This reagent limits the production of final products formed and also decides the quantity of product formed in the reaction. Such limit reagents are entirely consumed in a chemical reaction. 

Here Hydrogen is the limit reagent. To find out the number of moles formed, we will compare the mole ratio of the reactants we have with the ones used in the reaction. 

N2 + 3H2→ 2NH3

This is a balanced chemical equation for Ammonia which shows that 3 moles of Hydrogen produce 2 moles of Ammonia. 

So to calculate the moles of Nh3 formed when we have 13.5 moles of Hydrogen.

We will use this method,

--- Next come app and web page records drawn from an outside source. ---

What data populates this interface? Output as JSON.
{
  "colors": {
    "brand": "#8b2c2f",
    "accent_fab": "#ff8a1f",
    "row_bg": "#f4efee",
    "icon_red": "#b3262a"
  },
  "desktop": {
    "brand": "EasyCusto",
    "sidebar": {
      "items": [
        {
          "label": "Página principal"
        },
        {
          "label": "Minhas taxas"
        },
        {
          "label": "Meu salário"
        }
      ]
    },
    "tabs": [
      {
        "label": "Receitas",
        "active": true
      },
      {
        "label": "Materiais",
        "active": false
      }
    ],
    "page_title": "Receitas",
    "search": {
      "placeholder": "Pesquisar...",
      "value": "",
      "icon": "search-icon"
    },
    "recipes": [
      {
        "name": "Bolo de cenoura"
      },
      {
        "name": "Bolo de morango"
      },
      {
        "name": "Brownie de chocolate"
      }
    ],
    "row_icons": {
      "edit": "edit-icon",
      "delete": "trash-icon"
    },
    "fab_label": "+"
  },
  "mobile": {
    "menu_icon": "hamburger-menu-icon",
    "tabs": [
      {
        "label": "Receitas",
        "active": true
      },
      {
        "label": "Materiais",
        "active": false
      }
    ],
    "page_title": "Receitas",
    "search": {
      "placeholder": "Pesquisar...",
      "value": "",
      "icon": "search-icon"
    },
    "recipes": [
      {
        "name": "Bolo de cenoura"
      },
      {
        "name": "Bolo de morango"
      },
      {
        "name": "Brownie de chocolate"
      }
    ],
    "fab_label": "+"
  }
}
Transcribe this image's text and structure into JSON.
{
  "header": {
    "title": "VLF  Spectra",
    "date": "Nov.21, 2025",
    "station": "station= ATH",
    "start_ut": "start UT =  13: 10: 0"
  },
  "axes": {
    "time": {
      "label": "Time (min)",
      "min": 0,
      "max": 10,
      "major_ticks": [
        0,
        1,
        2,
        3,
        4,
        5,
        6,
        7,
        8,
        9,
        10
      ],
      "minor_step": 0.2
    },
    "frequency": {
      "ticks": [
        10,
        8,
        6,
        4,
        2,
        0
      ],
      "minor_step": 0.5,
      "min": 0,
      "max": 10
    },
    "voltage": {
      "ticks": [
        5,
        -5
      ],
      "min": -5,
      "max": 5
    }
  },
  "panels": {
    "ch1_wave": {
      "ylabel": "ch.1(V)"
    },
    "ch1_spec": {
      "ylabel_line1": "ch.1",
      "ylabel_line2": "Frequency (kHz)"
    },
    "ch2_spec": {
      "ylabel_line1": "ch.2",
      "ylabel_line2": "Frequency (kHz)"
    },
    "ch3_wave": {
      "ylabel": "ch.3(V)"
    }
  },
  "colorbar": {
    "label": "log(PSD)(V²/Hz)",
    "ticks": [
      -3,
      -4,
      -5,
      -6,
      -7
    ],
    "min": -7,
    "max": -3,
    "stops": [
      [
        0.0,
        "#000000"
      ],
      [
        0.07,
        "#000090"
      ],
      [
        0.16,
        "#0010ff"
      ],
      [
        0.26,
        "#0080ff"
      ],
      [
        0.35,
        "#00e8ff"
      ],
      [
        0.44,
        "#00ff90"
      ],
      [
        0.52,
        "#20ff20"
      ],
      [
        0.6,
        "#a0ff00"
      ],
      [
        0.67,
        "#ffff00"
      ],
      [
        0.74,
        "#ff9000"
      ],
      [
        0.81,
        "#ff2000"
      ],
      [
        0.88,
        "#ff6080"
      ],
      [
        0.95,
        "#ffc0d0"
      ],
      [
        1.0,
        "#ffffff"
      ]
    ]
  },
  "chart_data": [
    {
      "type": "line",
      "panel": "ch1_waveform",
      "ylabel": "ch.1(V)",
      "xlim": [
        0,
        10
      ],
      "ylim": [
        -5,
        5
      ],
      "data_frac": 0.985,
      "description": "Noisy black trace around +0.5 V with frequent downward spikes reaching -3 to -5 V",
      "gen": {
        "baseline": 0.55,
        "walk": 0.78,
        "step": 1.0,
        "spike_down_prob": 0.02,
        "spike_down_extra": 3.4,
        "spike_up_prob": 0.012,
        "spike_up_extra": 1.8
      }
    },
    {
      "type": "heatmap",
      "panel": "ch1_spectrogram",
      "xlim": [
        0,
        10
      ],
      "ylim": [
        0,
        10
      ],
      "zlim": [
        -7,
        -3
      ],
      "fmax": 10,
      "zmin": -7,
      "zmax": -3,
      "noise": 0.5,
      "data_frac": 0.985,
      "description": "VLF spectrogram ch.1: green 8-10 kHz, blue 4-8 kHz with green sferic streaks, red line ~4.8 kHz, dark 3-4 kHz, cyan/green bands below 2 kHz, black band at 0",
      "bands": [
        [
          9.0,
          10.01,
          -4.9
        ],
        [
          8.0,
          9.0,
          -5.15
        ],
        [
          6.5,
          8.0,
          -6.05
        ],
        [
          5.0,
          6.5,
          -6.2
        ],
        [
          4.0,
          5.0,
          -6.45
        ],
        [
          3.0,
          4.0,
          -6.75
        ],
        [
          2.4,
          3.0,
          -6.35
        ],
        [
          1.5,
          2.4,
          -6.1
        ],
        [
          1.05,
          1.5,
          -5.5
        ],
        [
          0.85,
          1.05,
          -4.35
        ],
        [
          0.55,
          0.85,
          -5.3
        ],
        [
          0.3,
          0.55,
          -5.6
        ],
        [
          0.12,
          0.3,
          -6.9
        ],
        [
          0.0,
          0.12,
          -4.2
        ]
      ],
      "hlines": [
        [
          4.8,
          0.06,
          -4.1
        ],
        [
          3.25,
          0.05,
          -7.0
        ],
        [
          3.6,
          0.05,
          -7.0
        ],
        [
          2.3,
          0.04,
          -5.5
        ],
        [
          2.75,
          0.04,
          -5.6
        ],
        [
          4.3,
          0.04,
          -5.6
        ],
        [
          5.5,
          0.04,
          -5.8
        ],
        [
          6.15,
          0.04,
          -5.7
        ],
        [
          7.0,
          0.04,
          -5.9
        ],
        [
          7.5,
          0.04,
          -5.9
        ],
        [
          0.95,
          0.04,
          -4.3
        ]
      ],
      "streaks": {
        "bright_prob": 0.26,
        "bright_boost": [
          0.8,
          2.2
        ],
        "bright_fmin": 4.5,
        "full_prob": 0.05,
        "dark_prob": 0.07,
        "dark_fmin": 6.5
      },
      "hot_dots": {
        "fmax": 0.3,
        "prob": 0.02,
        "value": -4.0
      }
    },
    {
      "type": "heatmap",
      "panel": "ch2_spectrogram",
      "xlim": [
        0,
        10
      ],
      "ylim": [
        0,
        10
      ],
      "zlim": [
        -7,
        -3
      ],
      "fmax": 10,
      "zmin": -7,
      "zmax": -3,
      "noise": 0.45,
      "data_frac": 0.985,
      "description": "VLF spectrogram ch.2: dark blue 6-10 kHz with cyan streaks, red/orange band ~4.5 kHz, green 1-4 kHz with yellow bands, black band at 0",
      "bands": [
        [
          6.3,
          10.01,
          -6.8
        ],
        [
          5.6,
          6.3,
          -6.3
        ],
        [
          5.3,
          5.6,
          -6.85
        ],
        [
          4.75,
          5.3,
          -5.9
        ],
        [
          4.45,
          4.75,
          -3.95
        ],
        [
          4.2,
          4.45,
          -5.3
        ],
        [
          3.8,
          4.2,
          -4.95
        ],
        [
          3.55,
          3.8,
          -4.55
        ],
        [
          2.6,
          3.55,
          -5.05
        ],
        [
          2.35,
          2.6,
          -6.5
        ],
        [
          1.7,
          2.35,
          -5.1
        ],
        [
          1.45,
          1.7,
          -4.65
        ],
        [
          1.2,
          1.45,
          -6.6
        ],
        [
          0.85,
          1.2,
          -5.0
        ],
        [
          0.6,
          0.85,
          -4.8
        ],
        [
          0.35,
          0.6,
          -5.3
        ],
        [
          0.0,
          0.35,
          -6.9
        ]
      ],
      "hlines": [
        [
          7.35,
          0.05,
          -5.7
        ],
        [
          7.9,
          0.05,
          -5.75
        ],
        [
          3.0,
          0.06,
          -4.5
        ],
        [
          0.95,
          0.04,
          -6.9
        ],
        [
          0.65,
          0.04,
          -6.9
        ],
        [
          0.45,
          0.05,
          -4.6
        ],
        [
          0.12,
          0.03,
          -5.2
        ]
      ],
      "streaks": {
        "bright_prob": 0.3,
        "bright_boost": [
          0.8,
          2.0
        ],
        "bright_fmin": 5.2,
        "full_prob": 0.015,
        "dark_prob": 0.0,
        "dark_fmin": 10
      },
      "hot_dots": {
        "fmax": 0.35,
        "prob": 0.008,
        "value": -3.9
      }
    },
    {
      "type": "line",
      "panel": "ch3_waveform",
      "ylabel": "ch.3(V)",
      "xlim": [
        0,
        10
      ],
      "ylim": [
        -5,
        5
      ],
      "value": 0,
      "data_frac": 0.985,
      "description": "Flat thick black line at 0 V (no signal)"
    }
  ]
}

nNH3 = 13.5 moles H2 * 2 moles NH3/ 3 moles H2

Now place all the values in the equation to find out the answer.

= 13.5 x 2 / 3

= 9 moles

Thus, 13.5 moles of Hydrogen will produce 9 moles of Ammonia in the presence of excess Nitrogen. 

Posted : 06/02/2021 2:08 pm